• [Work instructions]:
Throughout the records below, find each line holding "state" and copy it.

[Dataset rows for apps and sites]
+ + + + +

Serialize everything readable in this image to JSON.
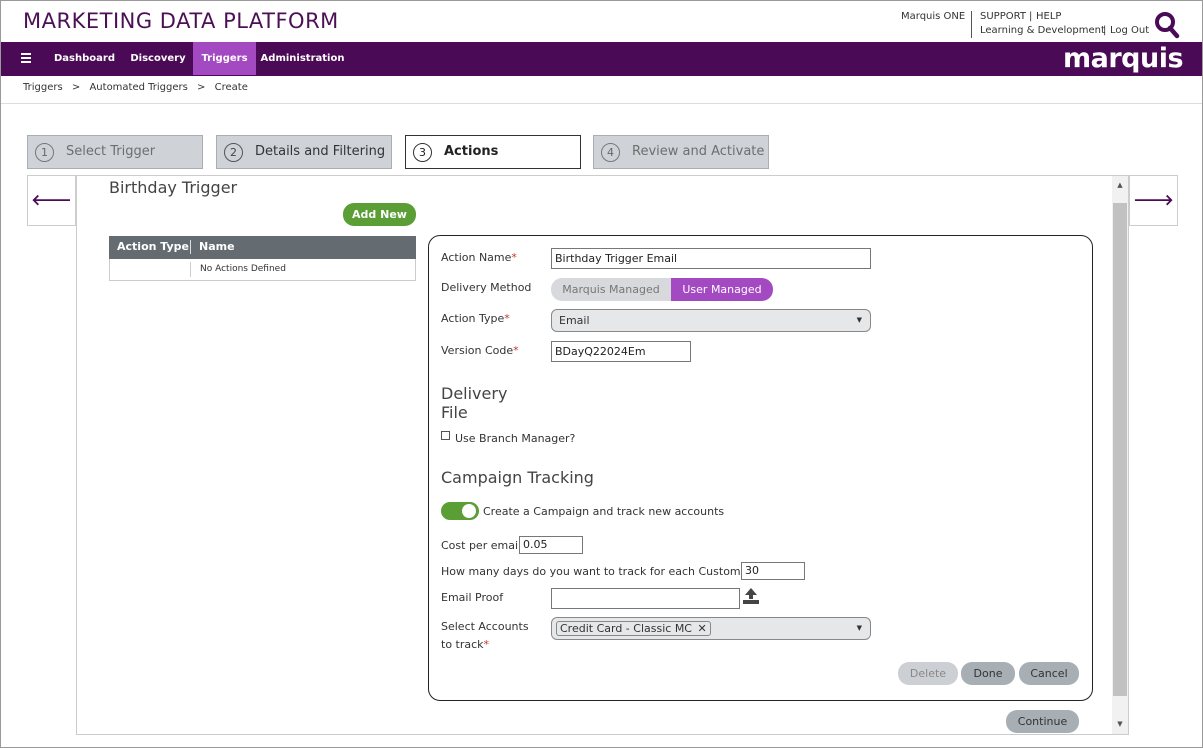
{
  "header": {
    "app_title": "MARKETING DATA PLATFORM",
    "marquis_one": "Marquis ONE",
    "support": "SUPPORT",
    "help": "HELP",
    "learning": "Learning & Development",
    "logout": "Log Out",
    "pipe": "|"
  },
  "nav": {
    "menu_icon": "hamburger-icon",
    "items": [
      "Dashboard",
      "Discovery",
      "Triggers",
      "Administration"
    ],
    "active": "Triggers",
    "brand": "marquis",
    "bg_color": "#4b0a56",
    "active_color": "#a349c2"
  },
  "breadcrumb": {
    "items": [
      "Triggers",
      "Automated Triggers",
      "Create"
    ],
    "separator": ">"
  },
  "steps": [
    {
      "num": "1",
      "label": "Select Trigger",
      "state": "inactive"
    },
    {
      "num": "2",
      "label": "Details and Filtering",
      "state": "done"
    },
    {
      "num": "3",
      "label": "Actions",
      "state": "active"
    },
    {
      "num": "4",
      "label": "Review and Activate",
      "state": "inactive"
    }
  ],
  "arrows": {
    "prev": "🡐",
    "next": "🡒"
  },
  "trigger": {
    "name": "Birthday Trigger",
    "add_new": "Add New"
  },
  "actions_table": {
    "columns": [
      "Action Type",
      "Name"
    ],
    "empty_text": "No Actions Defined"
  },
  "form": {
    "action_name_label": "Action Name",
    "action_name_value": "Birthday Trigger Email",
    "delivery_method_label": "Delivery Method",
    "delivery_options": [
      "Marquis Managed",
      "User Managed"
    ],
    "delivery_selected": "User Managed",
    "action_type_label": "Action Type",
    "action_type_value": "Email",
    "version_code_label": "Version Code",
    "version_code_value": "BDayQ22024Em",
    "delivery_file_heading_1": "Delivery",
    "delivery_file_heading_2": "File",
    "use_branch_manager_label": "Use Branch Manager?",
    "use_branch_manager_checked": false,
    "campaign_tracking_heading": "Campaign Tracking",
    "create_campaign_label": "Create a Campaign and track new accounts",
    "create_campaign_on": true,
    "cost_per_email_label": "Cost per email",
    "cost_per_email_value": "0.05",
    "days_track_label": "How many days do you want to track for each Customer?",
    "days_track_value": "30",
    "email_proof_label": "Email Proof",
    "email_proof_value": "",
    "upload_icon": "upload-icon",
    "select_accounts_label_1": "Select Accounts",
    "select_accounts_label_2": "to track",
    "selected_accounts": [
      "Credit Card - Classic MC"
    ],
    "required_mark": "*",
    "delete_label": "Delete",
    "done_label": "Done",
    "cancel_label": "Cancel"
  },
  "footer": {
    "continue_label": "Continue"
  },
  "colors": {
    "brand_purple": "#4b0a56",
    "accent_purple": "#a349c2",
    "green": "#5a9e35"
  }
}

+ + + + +

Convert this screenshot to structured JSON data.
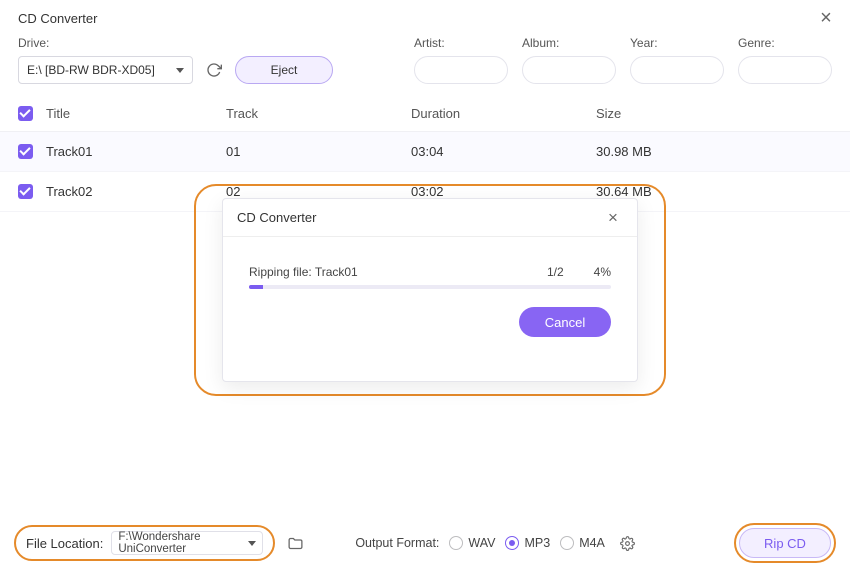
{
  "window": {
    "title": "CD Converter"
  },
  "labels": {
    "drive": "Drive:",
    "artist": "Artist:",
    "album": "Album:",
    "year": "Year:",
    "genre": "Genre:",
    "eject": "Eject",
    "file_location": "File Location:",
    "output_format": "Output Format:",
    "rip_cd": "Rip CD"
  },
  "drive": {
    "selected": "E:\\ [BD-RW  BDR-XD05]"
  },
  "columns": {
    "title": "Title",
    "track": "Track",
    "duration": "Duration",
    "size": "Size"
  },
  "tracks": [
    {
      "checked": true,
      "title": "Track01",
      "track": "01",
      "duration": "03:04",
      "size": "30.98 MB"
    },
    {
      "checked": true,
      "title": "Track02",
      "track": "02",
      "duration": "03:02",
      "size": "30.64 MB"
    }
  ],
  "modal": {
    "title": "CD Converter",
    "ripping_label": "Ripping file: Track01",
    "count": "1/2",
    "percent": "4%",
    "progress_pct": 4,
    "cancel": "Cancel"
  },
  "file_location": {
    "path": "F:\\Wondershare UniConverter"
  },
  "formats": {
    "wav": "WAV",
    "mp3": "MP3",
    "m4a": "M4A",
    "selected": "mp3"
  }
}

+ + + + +

• [Output of the exercise]:
      "state": "inactive"
      "state": "done"
      "state": "active"
      "state": "inactive"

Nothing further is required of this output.